Data entries
---*---

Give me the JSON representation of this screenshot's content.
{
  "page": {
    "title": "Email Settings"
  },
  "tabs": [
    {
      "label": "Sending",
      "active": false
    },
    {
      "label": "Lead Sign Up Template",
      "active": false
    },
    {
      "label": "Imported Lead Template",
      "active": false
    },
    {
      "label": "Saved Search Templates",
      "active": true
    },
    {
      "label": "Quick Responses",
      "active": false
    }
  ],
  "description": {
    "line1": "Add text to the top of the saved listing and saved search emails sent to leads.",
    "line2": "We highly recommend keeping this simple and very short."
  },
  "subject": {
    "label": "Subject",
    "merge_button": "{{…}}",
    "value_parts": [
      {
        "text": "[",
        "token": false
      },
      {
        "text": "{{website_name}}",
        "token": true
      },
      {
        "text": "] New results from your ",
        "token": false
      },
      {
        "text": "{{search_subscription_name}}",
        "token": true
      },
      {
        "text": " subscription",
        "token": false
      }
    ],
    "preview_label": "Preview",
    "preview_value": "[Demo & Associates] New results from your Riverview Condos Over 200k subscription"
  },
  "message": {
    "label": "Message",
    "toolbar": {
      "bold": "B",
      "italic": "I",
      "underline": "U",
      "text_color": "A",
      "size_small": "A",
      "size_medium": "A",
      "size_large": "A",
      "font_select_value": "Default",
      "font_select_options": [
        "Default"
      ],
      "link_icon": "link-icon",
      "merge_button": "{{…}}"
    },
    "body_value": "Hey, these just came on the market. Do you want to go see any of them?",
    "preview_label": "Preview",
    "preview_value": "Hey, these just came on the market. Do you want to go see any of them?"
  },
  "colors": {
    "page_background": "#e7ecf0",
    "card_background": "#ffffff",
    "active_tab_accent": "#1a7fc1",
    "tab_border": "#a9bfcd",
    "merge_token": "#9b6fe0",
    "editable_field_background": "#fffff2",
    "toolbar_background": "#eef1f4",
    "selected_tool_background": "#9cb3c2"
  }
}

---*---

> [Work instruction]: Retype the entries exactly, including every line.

> [Answer]:
Give me the JSON representation of this screenshot's content.
{
  "page": {
    "title": "Email Settings"
  },
  "tabs": [
    {
      "label": "Sending",
      "active": false
    },
    {
      "label": "Lead Sign Up Template",
      "active": false
    },
    {
      "label": "Imported Lead Template",
      "active": false
    },
    {
      "label": "Saved Search Templates",
      "active": true
    },
    {
      "label": "Quick Responses",
      "active": false
    }
  ],
  "description": {
    "line1": "Add text to the top of the saved listing and saved search emails sent to leads.",
    "line2": "We highly recommend keeping this simple and very short."
  },
  "subject": {
    "label": "Subject",
    "merge_button": "{{…}}",
    "value_parts": [
      {
        "text": "[",
        "token": false
      },
      {
        "text": "{{website_name}}",
        "token": true
      },
      {
        "text": "] New results from your ",
        "token": false
      },
      {
        "text": "{{search_subscription_name}}",
        "token": true
      },
      {
        "text": " subscription",
        "token": false
      }
    ],
    "preview_label": "Preview",
    "preview_value": "[Demo & Associates] New results from your Riverview Condos Over 200k subscription"
  },
  "message": {
    "label": "Message",
    "toolbar": {
      "bold": "B",
      "italic": "I",
      "underline": "U",
      "text_color": "A",
      "size_small": "A",
      "size_medium": "A",
      "size_large": "A",
      "font_select_value": "Default",
      "font_select_options": [
        "Default"
      ],
      "link_icon": "link-icon",
      "merge_button": "{{…}}"
    },
    "body_value": "Hey, these just came on the market. Do you want to go see any of them?",
    "preview_label": "Preview",
    "preview_value": "Hey, these just came on the market. Do you want to go see any of them?"
  },
  "colors": {
    "page_background": "#e7ecf0",
    "card_background": "#ffffff",
    "active_tab_accent": "#1a7fc1",
    "tab_border": "#a9bfcd",
    "merge_token": "#9b6fe0",
    "editable_field_background": "#fffff2",
    "toolbar_background": "#eef1f4",
    "selected_tool_background": "#9cb3c2"
  }
}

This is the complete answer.